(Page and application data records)

* * * * * * * * *

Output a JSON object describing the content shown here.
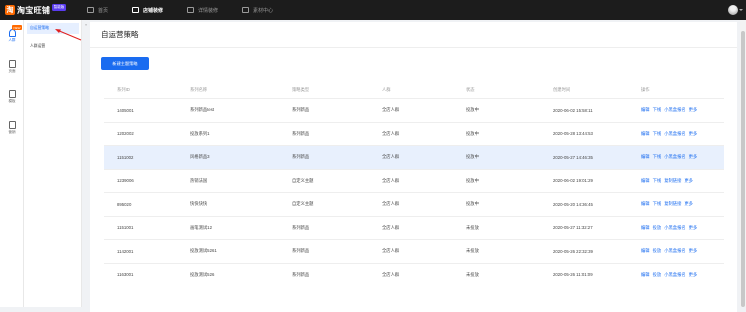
{
  "app": {
    "logo_text": "淘宝旺铺",
    "logo_badge": "智能版"
  },
  "topnav": [
    {
      "label": "首页",
      "active": false
    },
    {
      "label": "店铺装修",
      "active": true
    },
    {
      "label": "详情装修",
      "active": false
    },
    {
      "label": "素材中心",
      "active": false
    }
  ],
  "rail": [
    {
      "label": "人群",
      "icon": "user-icon",
      "active": true,
      "badge": "NEW"
    },
    {
      "label": "页面",
      "icon": "page-icon",
      "active": false
    },
    {
      "label": "模板",
      "icon": "template-icon",
      "active": false
    },
    {
      "label": "营销",
      "icon": "bag-icon",
      "active": false
    }
  ],
  "subnav": [
    {
      "label": "自运营策略",
      "active": true
    },
    {
      "label": "人群运营",
      "active": false
    }
  ],
  "page": {
    "title": "自运营策略",
    "new_button": "新建主题策略"
  },
  "table": {
    "headers": [
      "系列ID",
      "系列名称",
      "策略类型",
      "人群",
      "状态",
      "创建时间",
      "操作"
    ],
    "rows": [
      {
        "id": "1405001",
        "name": "系列新品test",
        "type": "系列新品",
        "crowd": "全店人群",
        "status": "投放中",
        "time": "2020-06-02 15:58:11",
        "actions": [
          "编辑",
          "下线",
          "小黑盒报名",
          "更多"
        ],
        "highlight": false
      },
      {
        "id": "1202002",
        "name": "投放系列1",
        "type": "系列新品",
        "crowd": "全店人群",
        "status": "投放中",
        "time": "2020-05-28 13:44:53",
        "actions": [
          "编辑",
          "下线",
          "小黑盒报名",
          "更多"
        ],
        "highlight": false
      },
      {
        "id": "1151002",
        "name": "风格新品3",
        "type": "系列新品",
        "crowd": "全店人群",
        "status": "投放中",
        "time": "2020-05-27 14:46:35",
        "actions": [
          "编辑",
          "下线",
          "小黑盒报名",
          "更多"
        ],
        "highlight": true
      },
      {
        "id": "1239006",
        "name": "热销法国",
        "type": "自定义主题",
        "crowd": "全店人群",
        "status": "投放中",
        "time": "2020-06-02 19:01:29",
        "actions": [
          "编辑",
          "下线",
          "复制链接",
          "更多"
        ],
        "highlight": false
      },
      {
        "id": "895020",
        "name": "快快快快",
        "type": "自定义主题",
        "crowd": "全店人群",
        "status": "投放中",
        "time": "2020-05-20 14:36:45",
        "actions": [
          "编辑",
          "下线",
          "复制链接",
          "更多"
        ],
        "highlight": false
      },
      {
        "id": "1151001",
        "name": "画笔测试12",
        "type": "系列新品",
        "crowd": "全店人群",
        "status": "未投放",
        "time": "2020-05-27 11:32:27",
        "actions": [
          "编辑",
          "投放",
          "小黑盒报名",
          "更多"
        ],
        "highlight": false
      },
      {
        "id": "1142001",
        "name": "投放测试5261",
        "type": "系列新品",
        "crowd": "全店人群",
        "status": "未投放",
        "time": "2020-05-26 22:32:39",
        "actions": [
          "编辑",
          "投放",
          "小黑盒报名",
          "更多"
        ],
        "highlight": false
      },
      {
        "id": "1163001",
        "name": "投放测试526",
        "type": "系列新品",
        "crowd": "全店人群",
        "status": "未投放",
        "time": "2020-05-26 11:01:09",
        "actions": [
          "编辑",
          "投放",
          "小黑盒报名",
          "更多"
        ],
        "highlight": false
      }
    ]
  },
  "colors": {
    "accent": "#1a6cf0",
    "topbar": "#1c1c1c",
    "highlight_row": "#e8f0fd",
    "annotation": "#e02020"
  }
}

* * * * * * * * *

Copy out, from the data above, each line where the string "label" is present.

*Reply to the task*:
      "label": "首页",
      "label": "店铺装修",
      "label": "详情装修",
      "label": "素材中心",
      "label": "人群",
      "label": "页面",
      "label": "模板",
      "label": "营销",
      "label": "自运营策略",
      "label": "人群运营",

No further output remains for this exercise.